SSRI use and risk of fractures among perimenopausal women without mental disorders
- 1Department of Epidemiology, Harvard University, Harvard T.H. Chan School of Public Health, Boston, Massachusetts, USA
- 2Department of Social and Behavioral Sciences, Harvard University, Harvard T.H. Chan School of Public Health, Boston, Massachusetts, USA
- 3Department of Epidemiology, University of North Carolina at Chapel Hill, Gillings School of Global Public Health, Chapel Hill, North Carolina, USA
- 4Department of Health Policy and Management, Harvard University, Harvard T.H. Chan School of Public Health, Boston, Massachusetts, USA
- 5Department of Health Sciences, Northeastern University, Boston, Massachusetts, USA
- Correspondence to Dr Matthew Miller, Department of Health Science, Northeastern University, Room 316 RB, 360 Huntington Avenue, Boston, MA 02115-5000, USA;
- Received 10 November 2014
- Revised 21 March 2015
- Accepted 17 April 2015
- Published Online First 25 June 2015
Background Selective serotonin reuptake inhibitors (SSRIs) were recently approved by the FDA to treat vasomotor symptoms associated with menopause.
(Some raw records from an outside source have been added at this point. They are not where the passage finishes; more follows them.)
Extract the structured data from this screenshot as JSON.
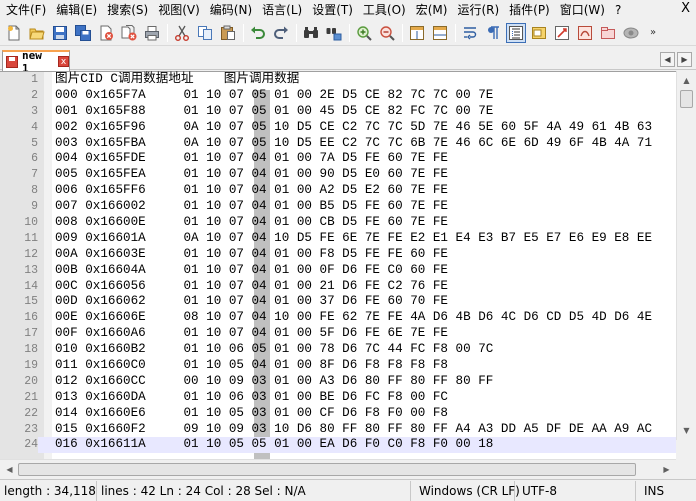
{
  "menu": [
    "文件(F)",
    "编辑(E)",
    "搜索(S)",
    "视图(V)",
    "编码(N)",
    "语言(L)",
    "设置(T)",
    "工具(O)",
    "宏(M)",
    "运行(R)",
    "插件(P)",
    "窗口(W)",
    "?"
  ],
  "menu_close": "X",
  "toolbar_icons": [
    "new-file-icon",
    "open-file-icon",
    "save-icon",
    "save-all-icon",
    "close-icon",
    "close-all-icon",
    "print-icon",
    "cut-icon",
    "copy-icon",
    "paste-icon",
    "undo-icon",
    "redo-icon",
    "find-icon",
    "replace-icon",
    "zoom-in-icon",
    "zoom-out-icon",
    "sync-vertical-icon",
    "sync-horizontal-icon",
    "word-wrap-icon",
    "show-all-chars-icon",
    "indent-guide-icon",
    "document-map-icon",
    "function-list-icon",
    "folder-workspace-icon",
    "record-macro-icon"
  ],
  "toolbar_more": "»",
  "tab": {
    "label": "new 1",
    "close": "x"
  },
  "tab_nav": {
    "left": "◀",
    "right": "▶"
  },
  "lines": [
    {
      "n": "1",
      "text": "图片CID C调用数据地址    图片调用数据"
    },
    {
      "n": "2",
      "text": "000 0x165F7A     01 10 07 05 01 00 2E D5 CE 82 7C 7C 00 7E"
    },
    {
      "n": "3",
      "text": "001 0x165F88     01 10 07 05 01 00 45 D5 CE 82 FC 7C 00 7E"
    },
    {
      "n": "4",
      "text": "002 0x165F96     0A 10 07 05 10 D5 CE C2 7C 7C 5D 7E 46 5E 60 5F 4A 49 61 4B 63"
    },
    {
      "n": "5",
      "text": "003 0x165FBA     0A 10 07 05 10 D5 EE C2 7C 7C 6B 7E 46 6C 6E 6D 49 6F 4B 4A 71"
    },
    {
      "n": "6",
      "text": "004 0x165FDE     01 10 07 04 01 00 7A D5 FE 60 7E FE"
    },
    {
      "n": "7",
      "text": "005 0x165FEA     01 10 07 04 01 00 90 D5 E0 60 7E FE"
    },
    {
      "n": "8",
      "text": "006 0x165FF6     01 10 07 04 01 00 A2 D5 E2 60 7E FE"
    },
    {
      "n": "9",
      "text": "007 0x166002     01 10 07 04 01 00 B5 D5 FE 60 7E FE"
    },
    {
      "n": "10",
      "text": "008 0x16600E     01 10 07 04 01 00 CB D5 FE 60 7E FE"
    },
    {
      "n": "11",
      "text": "009 0x16601A     0A 10 07 04 10 D5 FE 6E 7E FE E2 E1 E4 E3 B7 E5 E7 E6 E9 E8 EE"
    },
    {
      "n": "12",
      "text": "00A 0x16603E     01 10 07 04 01 00 F8 D5 FE FE 60 FE"
    },
    {
      "n": "13",
      "text": "00B 0x16604A     01 10 07 04 01 00 0F D6 FE C0 60 FE"
    },
    {
      "n": "14",
      "text": "00C 0x166056     01 10 07 04 01 00 21 D6 FE C2 76 FE"
    },
    {
      "n": "15",
      "text": "00D 0x166062     01 10 07 04 01 00 37 D6 FE 60 70 FE"
    },
    {
      "n": "16",
      "text": "00E 0x16606E     08 10 07 04 10 00 FE 62 7E FE 4A D6 4B D6 4C D6 CD D5 4D D6 4E"
    },
    {
      "n": "17",
      "text": "00F 0x1660A6     01 10 07 04 01 00 5F D6 FE 6E 7E FE"
    },
    {
      "n": "18",
      "text": "010 0x1660B2     01 10 06 05 01 00 78 D6 7C 44 FC F8 00 7C"
    },
    {
      "n": "19",
      "text": "011 0x1660C0     01 10 05 04 01 00 8F D6 F8 F8 F8 F8"
    },
    {
      "n": "20",
      "text": "012 0x1660CC     00 10 09 03 01 00 A3 D6 80 FF 80 FF 80 FF"
    },
    {
      "n": "21",
      "text": "013 0x1660DA     01 10 06 03 01 00 BE D6 FC F8 00 FC"
    },
    {
      "n": "22",
      "text": "014 0x1660E6     01 10 05 03 01 00 CF D6 F8 F0 00 F8"
    },
    {
      "n": "23",
      "text": "015 0x1660F2     09 10 09 03 10 D6 80 FF 80 FF 80 FF A4 A3 DD A5 DF DE AA A9 AC"
    },
    {
      "n": "24",
      "text": "016 0x16611A     01 10 05 05 01 00 EA D6 F0 C0 F8 F0 00 18"
    }
  ],
  "scroll": {
    "up": "▲",
    "down": "▼",
    "left": "◀",
    "right": "▶"
  },
  "status": {
    "length": "length : 34,118",
    "position": "lines : 42    Ln : 24    Col : 28    Sel : N/A",
    "eol": "Windows (CR LF)",
    "encoding": "UTF-8",
    "mode": "INS"
  },
  "colors": {
    "tab_accent": "#f7a24f",
    "current_line": "#e8e8ff",
    "column_mark": "#c0c0c0",
    "gutter": "#e4e4e4",
    "line_number": "#808080"
  }
}
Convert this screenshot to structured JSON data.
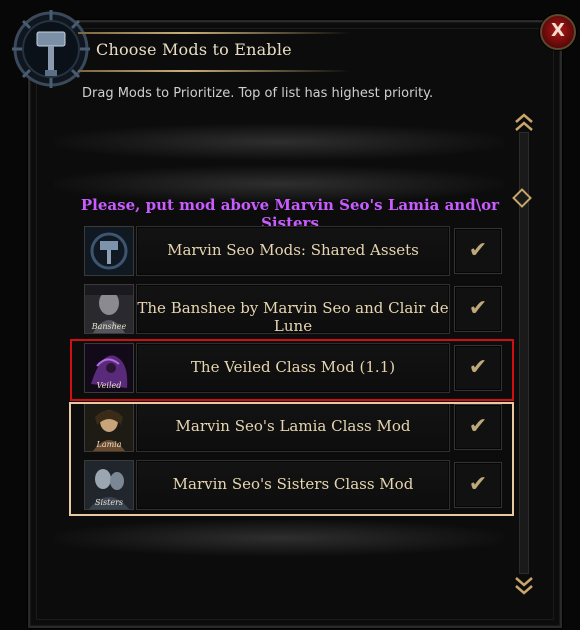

No prior study has directly examined whether fracture risk is increased among perimenopausal women who initiate SSRIs or among a population of women without mental disorders more generally.
Methods Female patients without mental illness, aged 40–64 years, who initiated SSRIs were compared with a cohort who initiated H2 antagonists (H2As) or proton-pump inhibitors (PPIs) in 1998–2010, using data from a claims database. Standardised mortality ratio weighting was applied using the propensity score odds of treatment to adapt the distribution of characteristics among patients starting H2A/PPIs to the distribution among SSRI initiators. Poisson regression estimated risk differences and Cox proportional hazards regression the RR of fractures among new users of SSRIs versus H2A/PPIs. Primary analyses allowed for a 6-month lag period (ie, exposure begins 6 months after initiation) to account for a hypothesised delay in the onset of any clinically meaningful effect of SSRIs on bone mineral density.
Results Fracture rates were higher among the 137 031 SSRI initiators compared with the 236 294 H2A/PPI initiators, with HRs (SSRI vs H2A/PPI) over 1, 2 and 5 years of 1.76 (95% CI 1.33 to 2.32), 1.73 (95% CI 1.33 to 2.24) and 1.67 (95% CI 1.30 to 2.14), respectively.
Conclusions SSRIs appear to increase fracture risk among middle-aged women without psychiatric disorders, an effect sustained over time, suggesting that shorter duration of treatment may decrease fracture risk. Future efforts should examine whether this association pertains at lower doses.